Saved entries
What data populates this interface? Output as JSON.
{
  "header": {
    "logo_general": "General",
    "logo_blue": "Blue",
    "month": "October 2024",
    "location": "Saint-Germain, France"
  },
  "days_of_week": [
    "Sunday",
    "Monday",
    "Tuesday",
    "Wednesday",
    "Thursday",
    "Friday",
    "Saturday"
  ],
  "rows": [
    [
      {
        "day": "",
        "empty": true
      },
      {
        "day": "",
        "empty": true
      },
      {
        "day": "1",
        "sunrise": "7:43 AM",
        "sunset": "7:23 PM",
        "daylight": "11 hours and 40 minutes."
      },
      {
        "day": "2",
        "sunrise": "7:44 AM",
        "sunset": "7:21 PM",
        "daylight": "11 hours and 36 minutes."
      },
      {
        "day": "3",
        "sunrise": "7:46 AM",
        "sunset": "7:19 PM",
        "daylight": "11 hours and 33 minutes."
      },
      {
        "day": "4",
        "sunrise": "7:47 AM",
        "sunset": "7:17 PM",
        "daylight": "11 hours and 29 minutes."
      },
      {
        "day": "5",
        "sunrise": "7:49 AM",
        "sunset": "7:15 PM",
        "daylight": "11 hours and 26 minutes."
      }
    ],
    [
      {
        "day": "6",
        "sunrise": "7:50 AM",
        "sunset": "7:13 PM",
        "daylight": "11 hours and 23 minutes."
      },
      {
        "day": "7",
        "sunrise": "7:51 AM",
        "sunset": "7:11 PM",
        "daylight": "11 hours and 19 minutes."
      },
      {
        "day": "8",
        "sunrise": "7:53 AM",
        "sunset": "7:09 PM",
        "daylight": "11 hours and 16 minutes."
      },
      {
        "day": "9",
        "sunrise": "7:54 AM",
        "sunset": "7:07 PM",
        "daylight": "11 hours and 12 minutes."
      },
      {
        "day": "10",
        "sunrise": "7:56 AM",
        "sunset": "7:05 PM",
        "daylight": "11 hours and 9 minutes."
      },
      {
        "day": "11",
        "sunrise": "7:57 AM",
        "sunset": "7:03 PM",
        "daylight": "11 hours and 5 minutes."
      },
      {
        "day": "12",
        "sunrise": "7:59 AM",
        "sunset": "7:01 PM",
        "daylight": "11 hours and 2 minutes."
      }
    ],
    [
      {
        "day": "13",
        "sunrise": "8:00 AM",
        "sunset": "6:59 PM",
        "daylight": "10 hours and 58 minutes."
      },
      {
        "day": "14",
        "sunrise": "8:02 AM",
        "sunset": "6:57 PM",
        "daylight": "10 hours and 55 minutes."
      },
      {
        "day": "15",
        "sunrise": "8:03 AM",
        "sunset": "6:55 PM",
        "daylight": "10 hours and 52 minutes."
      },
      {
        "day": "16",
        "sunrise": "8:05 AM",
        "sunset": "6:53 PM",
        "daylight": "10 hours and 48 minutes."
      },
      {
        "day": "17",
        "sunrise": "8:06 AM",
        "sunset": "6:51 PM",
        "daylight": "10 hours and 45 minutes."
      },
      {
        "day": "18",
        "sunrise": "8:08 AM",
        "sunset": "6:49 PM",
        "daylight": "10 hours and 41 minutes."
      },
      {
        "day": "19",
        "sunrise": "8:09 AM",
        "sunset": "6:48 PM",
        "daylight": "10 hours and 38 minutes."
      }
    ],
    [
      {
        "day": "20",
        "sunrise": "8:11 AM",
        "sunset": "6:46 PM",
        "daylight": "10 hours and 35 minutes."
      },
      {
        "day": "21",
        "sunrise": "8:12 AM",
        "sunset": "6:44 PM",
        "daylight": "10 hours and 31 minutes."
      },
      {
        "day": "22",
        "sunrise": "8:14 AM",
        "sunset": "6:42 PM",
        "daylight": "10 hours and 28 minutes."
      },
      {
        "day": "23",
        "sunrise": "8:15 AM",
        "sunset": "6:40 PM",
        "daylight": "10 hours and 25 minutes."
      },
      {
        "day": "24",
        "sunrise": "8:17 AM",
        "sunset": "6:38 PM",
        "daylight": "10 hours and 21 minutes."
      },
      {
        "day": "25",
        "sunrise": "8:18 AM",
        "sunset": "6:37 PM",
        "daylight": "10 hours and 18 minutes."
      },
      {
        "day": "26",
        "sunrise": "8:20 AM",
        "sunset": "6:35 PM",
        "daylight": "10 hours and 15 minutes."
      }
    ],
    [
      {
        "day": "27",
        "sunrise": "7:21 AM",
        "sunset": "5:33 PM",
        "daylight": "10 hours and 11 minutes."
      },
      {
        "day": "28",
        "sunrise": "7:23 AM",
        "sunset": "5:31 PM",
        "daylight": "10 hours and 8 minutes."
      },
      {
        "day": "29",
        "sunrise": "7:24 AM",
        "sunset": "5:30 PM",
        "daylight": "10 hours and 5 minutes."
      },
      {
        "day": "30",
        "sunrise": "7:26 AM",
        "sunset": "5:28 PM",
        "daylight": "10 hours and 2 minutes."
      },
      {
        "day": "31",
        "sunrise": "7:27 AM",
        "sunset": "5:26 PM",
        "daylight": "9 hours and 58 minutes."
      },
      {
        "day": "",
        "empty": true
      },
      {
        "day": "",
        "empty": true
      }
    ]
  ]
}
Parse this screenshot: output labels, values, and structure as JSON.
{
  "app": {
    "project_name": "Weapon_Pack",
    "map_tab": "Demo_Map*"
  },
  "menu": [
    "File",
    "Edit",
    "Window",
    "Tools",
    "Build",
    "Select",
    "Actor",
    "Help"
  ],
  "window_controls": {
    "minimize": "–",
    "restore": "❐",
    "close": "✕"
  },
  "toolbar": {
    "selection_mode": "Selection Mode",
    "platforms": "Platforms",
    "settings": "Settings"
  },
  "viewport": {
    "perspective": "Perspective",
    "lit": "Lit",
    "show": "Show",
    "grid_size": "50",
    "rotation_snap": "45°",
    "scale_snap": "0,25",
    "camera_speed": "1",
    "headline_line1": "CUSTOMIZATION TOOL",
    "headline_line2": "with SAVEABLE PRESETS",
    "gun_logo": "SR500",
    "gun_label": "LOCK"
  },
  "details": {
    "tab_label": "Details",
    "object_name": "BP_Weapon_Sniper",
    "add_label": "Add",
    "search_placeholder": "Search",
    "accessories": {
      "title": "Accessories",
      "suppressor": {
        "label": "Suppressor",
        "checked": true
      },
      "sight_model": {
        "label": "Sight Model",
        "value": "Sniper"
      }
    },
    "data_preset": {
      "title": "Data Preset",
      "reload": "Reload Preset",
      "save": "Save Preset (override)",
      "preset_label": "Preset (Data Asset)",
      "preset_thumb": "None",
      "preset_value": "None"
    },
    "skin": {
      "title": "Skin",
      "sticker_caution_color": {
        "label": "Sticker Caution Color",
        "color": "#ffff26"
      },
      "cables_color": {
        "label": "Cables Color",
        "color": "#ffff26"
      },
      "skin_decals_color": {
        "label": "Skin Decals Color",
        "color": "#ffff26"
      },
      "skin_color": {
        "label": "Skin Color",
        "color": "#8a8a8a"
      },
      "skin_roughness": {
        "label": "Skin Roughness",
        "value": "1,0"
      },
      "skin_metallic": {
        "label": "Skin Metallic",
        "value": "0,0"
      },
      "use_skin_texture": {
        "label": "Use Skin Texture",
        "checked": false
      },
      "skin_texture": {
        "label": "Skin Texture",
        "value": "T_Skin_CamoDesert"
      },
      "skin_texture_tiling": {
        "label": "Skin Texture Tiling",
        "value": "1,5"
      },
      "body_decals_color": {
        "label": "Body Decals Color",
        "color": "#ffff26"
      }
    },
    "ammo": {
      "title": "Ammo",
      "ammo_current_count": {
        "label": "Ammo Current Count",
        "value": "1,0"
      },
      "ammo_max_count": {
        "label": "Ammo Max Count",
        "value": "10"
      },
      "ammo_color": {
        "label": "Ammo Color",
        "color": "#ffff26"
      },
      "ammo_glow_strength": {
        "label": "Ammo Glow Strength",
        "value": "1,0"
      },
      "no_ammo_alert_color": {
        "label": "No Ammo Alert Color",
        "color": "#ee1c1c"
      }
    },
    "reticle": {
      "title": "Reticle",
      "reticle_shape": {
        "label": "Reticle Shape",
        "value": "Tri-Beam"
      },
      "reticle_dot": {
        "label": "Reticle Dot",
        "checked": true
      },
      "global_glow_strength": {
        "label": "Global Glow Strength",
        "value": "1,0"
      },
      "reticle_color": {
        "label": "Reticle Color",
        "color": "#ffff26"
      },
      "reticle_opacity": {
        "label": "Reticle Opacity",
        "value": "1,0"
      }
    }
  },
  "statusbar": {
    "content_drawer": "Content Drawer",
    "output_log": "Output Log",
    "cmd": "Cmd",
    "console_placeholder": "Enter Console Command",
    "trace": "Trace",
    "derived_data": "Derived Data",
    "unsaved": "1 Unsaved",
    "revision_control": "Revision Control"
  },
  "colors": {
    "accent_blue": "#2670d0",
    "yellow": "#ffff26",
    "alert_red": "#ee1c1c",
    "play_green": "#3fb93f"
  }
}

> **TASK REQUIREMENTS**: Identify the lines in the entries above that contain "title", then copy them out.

> **EXERCISE ANSWER**:
      "title": "Accessories",
      "title": "Data Preset",
      "title": "Skin",
      "title": "Ammo",
      "title": "Reticle",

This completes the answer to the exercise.